Pearl Jam - No Code (1996) - Album Review

By Paul Rigg

An Epistemolgical Break  

Kurt Cobain had just taken his life, Pearl Jam’s drummer Dave Abbruzzese was replaced by Jack Irons, bassist Jeff Ament was distanced from the band and singer-songwriter Eddie Vedder was pondering if anyone was getting anything “out of this all-encompassing trip?”


In this scenario, despite the band’s huge success, they were prepared to risk it all and alienate a large part of their fan base, by revolutionising their musical direction. The resulting album title, No Code (27 August 1996; Epic Records) made it clear that the rule book was being torn up and there were no limits as to what might be included or left out. In the field of medicine a "no code" order means "do not resuscitate". I thought that was symbolic of where we were with the group: if we’re dying, let us die. Don’t try to save us. We don’t want to live as vegetables,” explained Vedder.

In the event No Code did go to number one in the US but it didn’t sell as well as previous albums, and many grunge fans were lost. Nonetheless it breathed new life into the band and for many it has stood the test of time better, for example, than bigger-selling classics, such as Ten.


It is worth recalling the context of this 1996 release, which saw Tupac Shakur drop the first-ever rap double album, All Eyez on Me, in February, which was tragically followed by his murder in September. In contrast, on 8 July of that same year the Spice Girls released their global breakout hit Wannabe, and shortly afterwards Oasis played the largest free-standing gig ever at that time, at Knebworth House, Stevenage.

The release of No Code was described by some as a ‘mess of tunes’; featuring blues, jazz, eastern influences, psychedelia, and a wide range of guitar effects, led by Mike McCready, probably on his Fender Strat.


The ‘shock’ began on the majestic opening track Sometimes, written by Vedder, which finds him in quiet and contemplative mood, as he reflects upon the challenges that God gives man, and how he ‘seeks his part’ within this.

The storming single Hail, Hail sees the band offering their rock fans some respite (as do Habit and Lukin’); but it is followed by the curveball of Who You Are, which features Vedder on an electric sitar.

The outstanding single Smile recalls the band’s close associate
Neil Young with both its rhythm and mouth organ parts.
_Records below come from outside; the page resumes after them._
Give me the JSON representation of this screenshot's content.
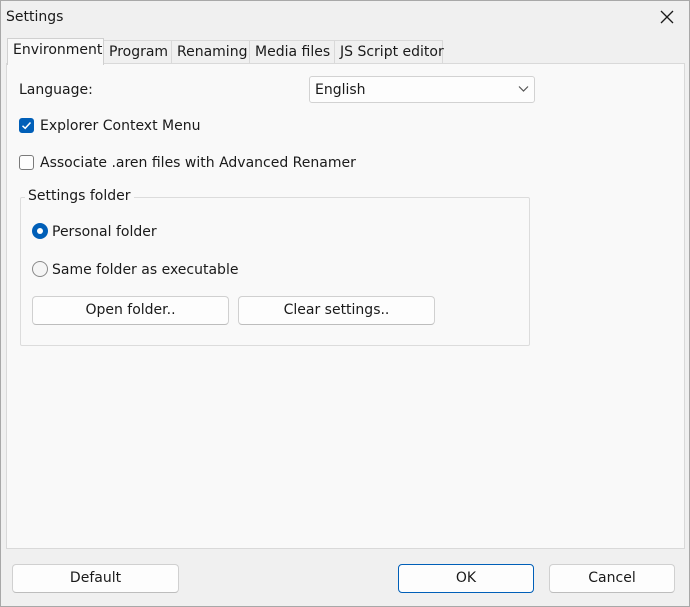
{
  "window": {
    "title": "Settings"
  },
  "icons": {
    "close": "close-icon",
    "dropdown": "chevron-down-icon",
    "check": "checkmark-icon"
  },
  "tabs": [
    {
      "label": "Environment",
      "active": true
    },
    {
      "label": "Program",
      "active": false
    },
    {
      "label": "Renaming",
      "active": false
    },
    {
      "label": "Media files",
      "active": false
    },
    {
      "label": "JS Script editor",
      "active": false
    }
  ],
  "environment": {
    "language_label": "Language:",
    "language_value": "English",
    "explorer_context_menu": {
      "label": "Explorer Context Menu",
      "checked": true
    },
    "associate_aren": {
      "label": "Associate .aren files with Advanced Renamer",
      "checked": false
    },
    "settings_folder": {
      "title": "Settings folder",
      "options": [
        {
          "label": "Personal folder",
          "selected": true
        },
        {
          "label": "Same folder as executable",
          "selected": false
        }
      ],
      "open_folder_label": "Open folder..",
      "clear_settings_label": "Clear settings.."
    }
  },
  "footer": {
    "default_label": "Default",
    "ok_label": "OK",
    "cancel_label": "Cancel"
  },
  "colors": {
    "accent": "#005fb8",
    "window_bg": "#f0f0f0",
    "panel_bg": "#f9f9f9"
  }
}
It is difficult to pick one favourite on No Code, but if pushed I would plump for Off He Goes, which is an acoustic ballad that Vedder says describes himself and how "shit a friend" he is: “Know a man, His face seems pulled and tense…. So I approach with tact, Suggest that he should relax”… before he disappears again.


On Red Mosquito McCready sought to reproduce the sound of the pesky insect on his guitar, using a Zippo lighter as a slide.
Present Tense is another outstanding song that provided fans with a passionate lyric to sing-along to at concerts. The album closes with Around the Bend, which might say something about Vedder’s state of mind at the time.

No Code
seems to lack focus when compared with Pearl Jam’s previous output but it opened up new musical vistas for a band that might have otherwise been at the end of the line. The record represented a rupture with the group’s past and consequently left many fans behind, but it was a break that in retrospect was both practically inevitable and enormously regenerative.  


© Jonathan Bayer